Grizzly bears, with their magnetic pull toward media attention, are polarizing the nation yet again. In April, the grizzlies in and around Yellowstone National Park were delisted from the Endangered Species list, sparking controversy over the future of these misunderstood giants. In Glacier National Park, another groundbreaking study to estimate the grizzly population is nearing completion, and questions regarding delisting will soon follow. Both Yellowstone and Glacier populations have been growing steadily since the dangerous lows of the 1970s. Scientists, however, doubt that the grizzlies of these two parks could withstand losing federal protection that would come with delisting.
The U.S. Fish and Wildlife Service believes a healthy population of more than 500 grizzlies exists in the area around Yellowstone.

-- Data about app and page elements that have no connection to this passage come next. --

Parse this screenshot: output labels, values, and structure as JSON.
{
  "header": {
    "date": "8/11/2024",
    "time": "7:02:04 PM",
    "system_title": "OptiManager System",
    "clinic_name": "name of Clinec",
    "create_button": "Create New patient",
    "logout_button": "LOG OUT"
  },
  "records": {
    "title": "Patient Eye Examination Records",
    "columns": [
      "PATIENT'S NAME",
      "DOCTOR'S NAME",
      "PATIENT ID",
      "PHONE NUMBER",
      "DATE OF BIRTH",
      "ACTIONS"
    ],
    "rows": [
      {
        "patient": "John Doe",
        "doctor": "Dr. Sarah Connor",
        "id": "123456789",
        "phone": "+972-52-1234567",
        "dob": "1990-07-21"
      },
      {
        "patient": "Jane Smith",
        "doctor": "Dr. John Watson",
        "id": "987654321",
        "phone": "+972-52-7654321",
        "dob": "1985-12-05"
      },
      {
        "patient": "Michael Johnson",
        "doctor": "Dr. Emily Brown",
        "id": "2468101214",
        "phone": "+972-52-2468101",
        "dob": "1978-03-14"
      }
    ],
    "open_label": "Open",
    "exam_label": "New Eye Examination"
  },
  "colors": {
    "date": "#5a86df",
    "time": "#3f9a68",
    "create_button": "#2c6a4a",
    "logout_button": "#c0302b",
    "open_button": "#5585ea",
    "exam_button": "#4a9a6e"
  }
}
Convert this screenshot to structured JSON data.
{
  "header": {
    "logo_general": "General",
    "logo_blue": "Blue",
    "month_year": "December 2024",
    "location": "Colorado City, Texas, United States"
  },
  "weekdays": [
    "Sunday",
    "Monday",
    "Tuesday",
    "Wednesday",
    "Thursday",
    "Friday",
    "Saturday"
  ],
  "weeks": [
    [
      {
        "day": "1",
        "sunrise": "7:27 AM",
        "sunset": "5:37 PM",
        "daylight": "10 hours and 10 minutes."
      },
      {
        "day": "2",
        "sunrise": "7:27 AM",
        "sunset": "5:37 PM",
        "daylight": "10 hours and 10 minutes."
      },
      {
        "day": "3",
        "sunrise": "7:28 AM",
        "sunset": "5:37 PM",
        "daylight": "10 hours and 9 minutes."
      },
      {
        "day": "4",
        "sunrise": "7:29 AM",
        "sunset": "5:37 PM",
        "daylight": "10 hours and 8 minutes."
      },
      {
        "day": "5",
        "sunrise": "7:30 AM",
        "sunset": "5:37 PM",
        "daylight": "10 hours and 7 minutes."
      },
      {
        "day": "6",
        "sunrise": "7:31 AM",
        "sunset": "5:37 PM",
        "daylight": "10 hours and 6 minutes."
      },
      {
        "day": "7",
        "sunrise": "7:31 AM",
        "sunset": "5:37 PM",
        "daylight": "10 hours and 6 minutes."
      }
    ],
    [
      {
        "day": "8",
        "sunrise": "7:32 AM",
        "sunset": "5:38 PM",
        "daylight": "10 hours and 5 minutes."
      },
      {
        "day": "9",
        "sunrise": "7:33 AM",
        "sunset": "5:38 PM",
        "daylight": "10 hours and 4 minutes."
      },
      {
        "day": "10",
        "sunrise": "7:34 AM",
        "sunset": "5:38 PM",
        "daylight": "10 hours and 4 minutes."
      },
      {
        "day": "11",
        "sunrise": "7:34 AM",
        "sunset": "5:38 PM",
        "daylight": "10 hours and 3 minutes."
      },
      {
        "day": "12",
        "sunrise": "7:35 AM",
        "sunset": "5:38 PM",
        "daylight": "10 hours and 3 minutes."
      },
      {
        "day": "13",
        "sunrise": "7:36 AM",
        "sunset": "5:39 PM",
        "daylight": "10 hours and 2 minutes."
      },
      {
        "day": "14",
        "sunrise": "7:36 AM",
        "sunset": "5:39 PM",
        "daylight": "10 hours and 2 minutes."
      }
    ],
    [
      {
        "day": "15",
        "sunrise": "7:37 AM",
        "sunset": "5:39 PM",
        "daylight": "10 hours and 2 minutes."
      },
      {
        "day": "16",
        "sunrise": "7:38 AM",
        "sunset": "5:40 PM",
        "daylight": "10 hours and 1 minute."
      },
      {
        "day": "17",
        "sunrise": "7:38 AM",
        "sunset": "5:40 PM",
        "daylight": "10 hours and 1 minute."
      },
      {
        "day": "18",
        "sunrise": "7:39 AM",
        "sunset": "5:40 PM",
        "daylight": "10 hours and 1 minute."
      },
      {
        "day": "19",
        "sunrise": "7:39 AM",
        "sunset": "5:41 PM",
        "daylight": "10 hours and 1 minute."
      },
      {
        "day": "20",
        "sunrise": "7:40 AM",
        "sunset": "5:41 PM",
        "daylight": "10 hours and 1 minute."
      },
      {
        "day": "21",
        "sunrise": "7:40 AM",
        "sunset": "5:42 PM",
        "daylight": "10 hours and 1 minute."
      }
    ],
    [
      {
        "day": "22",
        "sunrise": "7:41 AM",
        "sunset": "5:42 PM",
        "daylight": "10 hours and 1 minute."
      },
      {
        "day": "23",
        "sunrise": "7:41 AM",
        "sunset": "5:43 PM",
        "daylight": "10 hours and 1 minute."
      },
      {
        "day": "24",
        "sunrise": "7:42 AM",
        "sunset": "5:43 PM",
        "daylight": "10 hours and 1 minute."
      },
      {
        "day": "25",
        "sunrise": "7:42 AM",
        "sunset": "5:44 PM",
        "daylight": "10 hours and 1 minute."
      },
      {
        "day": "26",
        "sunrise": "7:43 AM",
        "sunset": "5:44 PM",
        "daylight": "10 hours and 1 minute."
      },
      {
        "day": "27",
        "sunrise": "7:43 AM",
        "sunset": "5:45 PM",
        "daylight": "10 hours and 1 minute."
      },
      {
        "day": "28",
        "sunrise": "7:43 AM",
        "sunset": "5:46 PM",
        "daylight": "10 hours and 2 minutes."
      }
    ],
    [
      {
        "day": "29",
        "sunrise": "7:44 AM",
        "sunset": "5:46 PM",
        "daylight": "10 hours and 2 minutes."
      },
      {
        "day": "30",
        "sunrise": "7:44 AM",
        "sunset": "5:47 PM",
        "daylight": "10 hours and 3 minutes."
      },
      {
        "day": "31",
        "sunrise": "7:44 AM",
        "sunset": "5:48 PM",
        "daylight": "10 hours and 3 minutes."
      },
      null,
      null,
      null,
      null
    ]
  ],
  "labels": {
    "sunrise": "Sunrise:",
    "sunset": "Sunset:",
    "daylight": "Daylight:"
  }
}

But over 250 scientists and researchers have opposed this decision. They doubt enough genetic diversity exists in the bear population for them to survive unprotected and under human pressures like global warming and increased development.
U.S. Geological Survey (USGS) researchers have identified at least 460 individual bears within an eight-million-acre swath of land in and around Glacier National Park. The study collects hair and DNA samples from the bears by using scented barbed wire, tree rubs, and scat samples. This noninvasive, bear-friendly approach can only give minimal information about total populations and trends.
The study showed that Glacier National Park holds one of the highest concentrations of grizzly bears in the lower 48 states, but researchers warn they are still years away from knowing whether a sufficient population exists to delist the bears in Glacier. The grizzly bear’s nomadic lifestyle, migrating through dense and near-impassable forests, makes it extremely challenging for researchers to accurately record sizes and trends. This means that, in turn, it’s nearly impossible to judge the healthiness of genetic diversity within the population and whether it could sustain delisting. The main factor contributing to a lack of genetic diversity is geographic isolation. The grizzly bear populations in Glacier and Yellowstone are isolated from other grizzly populations and are therefore unable to come in contact (and breed) with other groups. This threatens biological diversity by making the bears prone to inbreeding and thus more susceptible to environmental changes and human influences.
Increasing visitor numbers to these parks, while educationally necessary, brings bears into close contact with humans inside the protected walls of the parks. This habituates the bears toward humans, and inevitably leads to the bears' own demise as they wander outside the parks, across highways, and into the fields of gun-toting ranchers worried about their livestock. Encroaching golf courses and mountain estates, spilling onto the borders of our national and state parks, also severely threaten the livelihood of these mammalian giants. Even under federal protection, bear fatalities due to road building, poaching, and killing problem bears with a nose for human food are becoming all too common in recent years. Without federal protection one can only wonder what the future of grizzlies in Montana will be.
The announcement by Deputy Interior Secretary Lynn Scarlett to delist grizzly bears in Yellowstone could set a dangerous precedent for our other national parks, by prematurely declaring the existence of a “healthy population” for an animal that once roamed 98 percent of this country. The conservation strategy taken in and around Yellowstone over the next few years will likely determine the fate of grizzlies in Montana. The USGS researchers in Glacier are also close to finalizing an estimate of the grizzly population in the area, and delisting efforts by the federal government are likely imminent. If grizzlies are to survive, then it is up to local and state agencies, along with anyone visiting or living in grizzly bear habitats, to continue protecting these national treasures.
In all its splendid forms the bear is one of the most revered creatures of the wild. And it’s not as if outdoor enthusiasts have much of a choice in that matter: not respecting these often vicious carnivores can land a hiker into a predicament from which no amount of bear-spray can offer salvation. If you care to marvel at these venerated beasts from a safer distance and perhaps learn how to keep them at such a range, you might want to check out a few of the following books.
David Smith’s Backcountry Bear Basics: The Definitive Guide to Avoiding Unpleasant Encounters is an essential read for anyone not well-versed in bear safety that is planning an excursion into the woods. It not only provides a thorough compendium of how to travel safely through bear country by avoiding potentially dangerous encounters, it also sheds truth on some commonly accepted yet erroneous bear myths.
Bears I Have Known by Bob Murphy provides a much more personal account of the titular animal. As a park ranger for over 50 years, the author has built up a wide array of first-hand accounts with bears that readers will find harrowing at times and tremendously entertaining throughout.
In the Company of Wild Bears: A Celebration of Backcountry Grizzlies and Black Bears by Howard Smith is a good hybrid of the styles presented in the previous two books. The author combines personal anecdotes of bear encounters with informative sidebars that educate and engage readers. Ultimately the book pays respect not only to this wondrous beast but—in a larger sense—to the great outdoors in general. After all, it’s not just a better understanding of bear safety but a developed knowledge of all the potential perils of backcountry adventuring that keeps us on the trail. In the wilderness, ignorance and bliss do not hike side-by-side.